Commissioner leads effort to join campaign to affirm Oakland as a Welcoming County


Oakland County Commissioner William Miller (D-Farmington) is proposing a resolution to designate Oakland County as a Welcoming County and that it join the Welcoming Michigan initiative. The resolution asserts that a community and its leadership recognize and value the contributions of all its residents, including immigrants and refugees. Oakland County has the highest percentage (12.4%) of foreign born residents of any county in the state. In Oakland County, Ferndale, Pleasant Ridge, Royal Oak, Troy, and West Bloomfield Township have already passed Welcoming Resolutions, and Miller is working with his colleagues on the Oakland County Board of Commissioners to pass one at the county level.

“I wholeheartedly believe that all people are created equal,” said Miller. “We have all walked different paths and had different life experiences or challenges. I believe every person deserves equity, dignity and respect. The purpose of this resolution is to affirm that Oakland County is truly a place where all people can live, work, play, raise their families and thrive in a genuinely welcoming and inclusive community.”

“With this resolution we declare Oakland County is a welcoming community for everyone,” said Chairman David T. Woodward (D-Royal Oak). “The next step is to live up to it – through the policies we adopt, priorities we advance and decisions we make. And we intend to accomplish this.”

In addition to affirming the innate dignity of all people, Miller’s resolution recognizes that the contributions of immigrants are vital to the shared prosperity of the county and its residents. The measure states that creating a welcoming environment for all people, regardless of race, religion, ethnicity or place of origin, “enhances Oakland County’s cultural fabric, economic growth, and overall wellbeing and prosperity for current and future generations.” Further, it encourages all Oakland County businesses, civic groups, schools, government agencies and other community institutions to undertake their own initiatives to create a neighborly and welcoming environment for newcomers from other countries.

According to Welcoming Michigan, which has worked on fostering mutual respect and understanding among immigrants and receiving communities since 2011, there are 20 cities and counties statewide that have publicly committed to making their communities more welcoming and inclusive, and they hope to see that number continue to grow. The organization believes that passing a Welcoming Resolution makes an important statement about a community’s values and beliefs, and demonstrates its commitment to welcoming others from different countries, embracing diversity and uplifting the innate human dignity all people share.
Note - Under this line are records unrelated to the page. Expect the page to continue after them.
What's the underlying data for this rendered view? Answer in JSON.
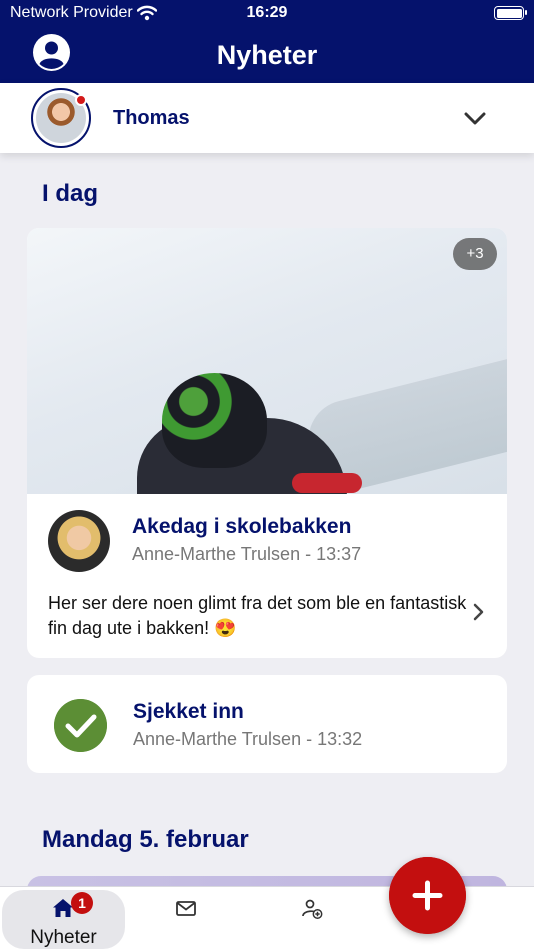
{
  "status_bar": {
    "carrier": "Network Provider",
    "time": "16:29"
  },
  "header": {
    "title": "Nyheter"
  },
  "child_selector": {
    "name": "Thomas"
  },
  "sections": {
    "today": "I dag",
    "monday": "Mandag 5. februar"
  },
  "post": {
    "more_photos": "+3",
    "title": "Akedag i skolebakken",
    "meta": "Anne-Marthe Trulsen - 13:37",
    "text": "Her ser dere noen glimt fra det som ble en fantastisk fin dag ute i bakken! 😍"
  },
  "checkin": {
    "title": "Sjekket inn",
    "meta": "Anne-Marthe Trulsen - 13:32"
  },
  "tabbar": {
    "home_label": "Nyheter",
    "home_badge": "1"
  },
  "colors": {
    "primary": "#05126c",
    "accent_red": "#c30f0f",
    "check_green": "#5c8e35"
  }
}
“We are so excited the county is taking this important step,” said Christine Sauvé, Welcoming Michigan director. “The Welcoming Resolution tells newcomers and longtime residents alike that they have a place in Oakland County and that they belong. We applaud the county’s commitment to creating a community that works together for a shared future, and we look forward to partnering with the county to achieve this vision.”

On Tuesday, the board’s Economic Growth & Infrastructure Committee, which is chaired by Commissioner Miller, passed the resolution and will recommend the full board adopt it. The measure will go before the full Board of Commissioners for a vote at the next board meeting on April 18.

Miller represents District 14, which includes the City of Farmington, Southfield Township, the villages of Beverly Hills, Bingham Farms and Franklin, and a portion of the City of Farmington Hills. He can be contacted at 313-215-6927 or via email to

For additional information about Welcoming Michigan, visit More information about the Board of Commissioners is available at